How has Affiliated Achieved Redundancy and Resiliency?

Affiliated is proud of its industry-leading facilities and has built the most redundant and most resilient monitoring service available today.

Affiliated provides monitoring services from two completely redundant, geographically independent locations in Houston, Texas and Union, New Jersey. All monitoring services are provided in load sharing, hot redundant fashion, so that even a major disruption at either of our monitoring facilities will not impact our ability to quickly and accurately respond to customer events. Each facility has two completely independent generators and two completely independent uninterruptible power supply (UPS) systems. All critical services are multi-redundant, many with three or four backup systems. Our service vendors, including telephony and internet providers, are duplicated at both locations, with connections entering and exiting our facilities from distinct areas.

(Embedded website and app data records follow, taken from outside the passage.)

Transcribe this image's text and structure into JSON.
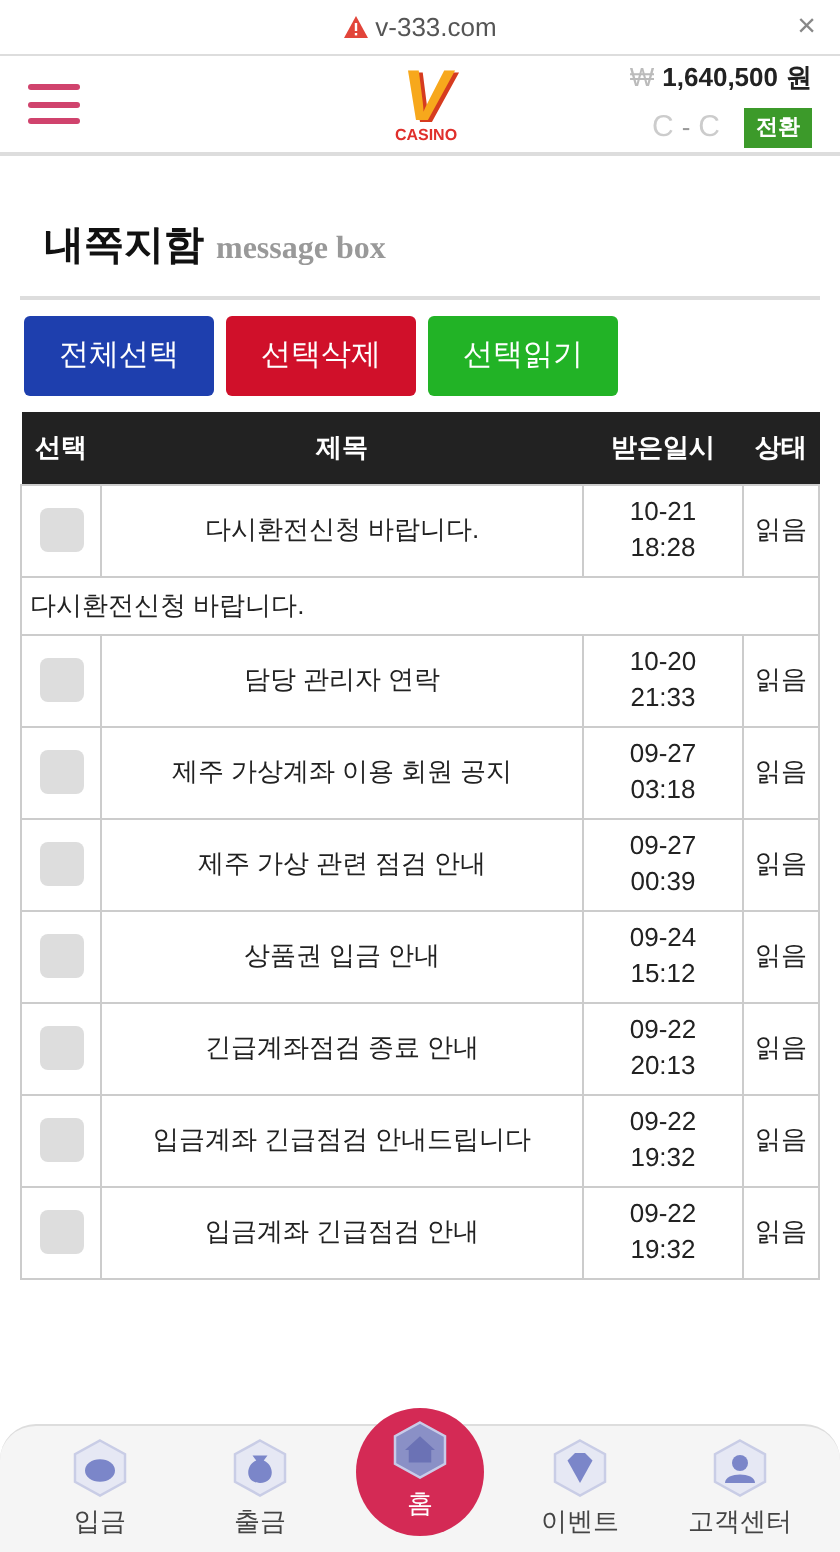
{
  "browser": {
    "url": "v-333.com",
    "close": "×"
  },
  "header": {
    "logo": {
      "letter": "V",
      "caption": "CASINO"
    },
    "currency": "₩",
    "balance": "1,640,500",
    "unit": "원",
    "refresh_a": "C",
    "dash": "-",
    "refresh_b": "C",
    "switch_button": "전환"
  },
  "page_title": {
    "title": "내쪽지함",
    "subtitle": "message box"
  },
  "actions": [
    {
      "label": "전체선택",
      "color": "#1e3fae"
    },
    {
      "label": "선택삭제",
      "color": "#d0102a"
    },
    {
      "label": "선택읽기",
      "color": "#22b326"
    }
  ],
  "table": {
    "columns": [
      "선택",
      "제목",
      "받은일시",
      "상태"
    ],
    "rows": [
      {
        "checked": false,
        "title": "다시환전신청 바랍니다.",
        "date": "10-21",
        "time": "18:28",
        "status": "읽음",
        "expanded": true,
        "body": "다시환전신청 바랍니다."
      },
      {
        "checked": false,
        "title": "담당 관리자 연락",
        "date": "10-20",
        "time": "21:33",
        "status": "읽음",
        "expanded": false
      },
      {
        "checked": false,
        "title": "제주 가상계좌 이용 회원 공지",
        "date": "09-27",
        "time": "03:18",
        "status": "읽음",
        "expanded": false
      },
      {
        "checked": false,
        "title": "제주 가상 관련 점검 안내",
        "date": "09-27",
        "time": "00:39",
        "status": "읽음",
        "expanded": false
      },
      {
        "checked": false,
        "title": "상품권 입금 안내",
        "date": "09-24",
        "time": "15:12",
        "status": "읽음",
        "expanded": false
      },
      {
        "checked": false,
        "title": "긴급계좌점검 종료 안내",
        "date": "09-22",
        "time": "20:13",
        "status": "읽음",
        "expanded": false
      },
      {
        "checked": false,
        "title": "입금계좌 긴급점검 안내드립니다",
        "date": "09-22",
        "time": "19:32",
        "status": "읽음",
        "expanded": false
      },
      {
        "checked": false,
        "title": "입금계좌 긴급점검 안내",
        "date": "09-22",
        "time": "19:32",
        "status": "읽음",
        "expanded": false
      }
    ]
  },
  "bottom_nav": [
    {
      "label": "입금",
      "kind": "piggy",
      "selected": false
    },
    {
      "label": "출금",
      "kind": "bag",
      "selected": false
    },
    {
      "label": "홈",
      "kind": "home",
      "selected": true
    },
    {
      "label": "이벤트",
      "kind": "gem",
      "selected": false
    },
    {
      "label": "고객센터",
      "kind": "agent",
      "selected": false
    }
  ]
}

Our resiliency also extends beyond our facilities. Our extensive wide area network allows us to provide monitoring service from anywhere—not just our monitoring center facilities— allowing us to be nimble in difficult circumstances. Our intensive training and continuing education programs ensure that our monitoring agents are cross-trained across specialties and disciplines, meaning that every alarm will be handled correctly every time. This operational flexibility and excellence has even been recognized by our primary industry group, The Monitoring Association (TMA), receiving the TMA Five Diamond central station designation.

What Should I Focus On When Choosing a Monitoring Partner?

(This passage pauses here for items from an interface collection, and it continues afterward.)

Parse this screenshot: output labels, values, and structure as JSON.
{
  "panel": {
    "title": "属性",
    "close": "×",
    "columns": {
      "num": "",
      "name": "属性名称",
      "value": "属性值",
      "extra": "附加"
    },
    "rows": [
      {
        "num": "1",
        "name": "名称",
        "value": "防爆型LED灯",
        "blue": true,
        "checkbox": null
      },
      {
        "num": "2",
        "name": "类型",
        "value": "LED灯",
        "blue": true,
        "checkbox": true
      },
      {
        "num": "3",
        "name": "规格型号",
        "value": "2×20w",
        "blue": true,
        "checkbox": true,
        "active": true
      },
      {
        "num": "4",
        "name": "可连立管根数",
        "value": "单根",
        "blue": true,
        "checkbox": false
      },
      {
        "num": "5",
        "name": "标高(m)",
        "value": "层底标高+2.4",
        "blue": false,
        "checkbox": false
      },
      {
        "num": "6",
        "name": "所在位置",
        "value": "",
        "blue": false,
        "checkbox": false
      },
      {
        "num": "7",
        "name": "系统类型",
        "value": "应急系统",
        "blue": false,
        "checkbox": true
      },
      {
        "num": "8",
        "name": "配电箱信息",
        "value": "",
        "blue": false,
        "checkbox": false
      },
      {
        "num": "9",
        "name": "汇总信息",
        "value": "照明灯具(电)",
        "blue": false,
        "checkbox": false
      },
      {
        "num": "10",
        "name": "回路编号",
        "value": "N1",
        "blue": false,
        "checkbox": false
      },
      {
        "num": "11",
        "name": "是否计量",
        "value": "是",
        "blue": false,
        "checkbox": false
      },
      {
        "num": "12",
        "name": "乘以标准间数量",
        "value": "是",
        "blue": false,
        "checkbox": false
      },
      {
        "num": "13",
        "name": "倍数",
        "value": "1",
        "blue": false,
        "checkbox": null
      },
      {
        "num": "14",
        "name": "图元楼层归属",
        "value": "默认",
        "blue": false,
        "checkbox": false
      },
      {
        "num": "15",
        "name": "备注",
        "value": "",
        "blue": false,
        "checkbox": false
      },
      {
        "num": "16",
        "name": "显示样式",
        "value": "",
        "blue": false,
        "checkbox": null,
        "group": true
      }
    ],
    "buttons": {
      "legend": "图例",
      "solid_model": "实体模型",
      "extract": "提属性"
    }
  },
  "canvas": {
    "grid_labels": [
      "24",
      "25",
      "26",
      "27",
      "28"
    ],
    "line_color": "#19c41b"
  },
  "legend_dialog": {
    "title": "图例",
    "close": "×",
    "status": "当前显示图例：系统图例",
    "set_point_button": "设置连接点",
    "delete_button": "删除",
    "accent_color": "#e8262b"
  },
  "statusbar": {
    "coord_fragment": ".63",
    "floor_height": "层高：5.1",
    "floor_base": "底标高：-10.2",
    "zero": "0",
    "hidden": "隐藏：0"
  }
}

  • What issues have impacted the monitoring center’s uptime? If so, why did it happen and how long did it take to correct?
  • Is the monitoring center’s redundancy hot, warm, or cold?
  • What kind of backup systems are in place? Are they tested regularly?
  • Is the secondary monitoring facility geographically independent and hot load sharing all activity?
  • What standards or certifications does the monitoring provider follow?


Reach out to us with additional questions

Our dedicated team of account managers and system engineers would be happy to speak with you about how we’ve consistently achieved 100% availability across all of our services or answer any questions you may have about redundancy and resiliency at the monitoring center. Contact us at (800) 296-9000 or click here to submit an online form.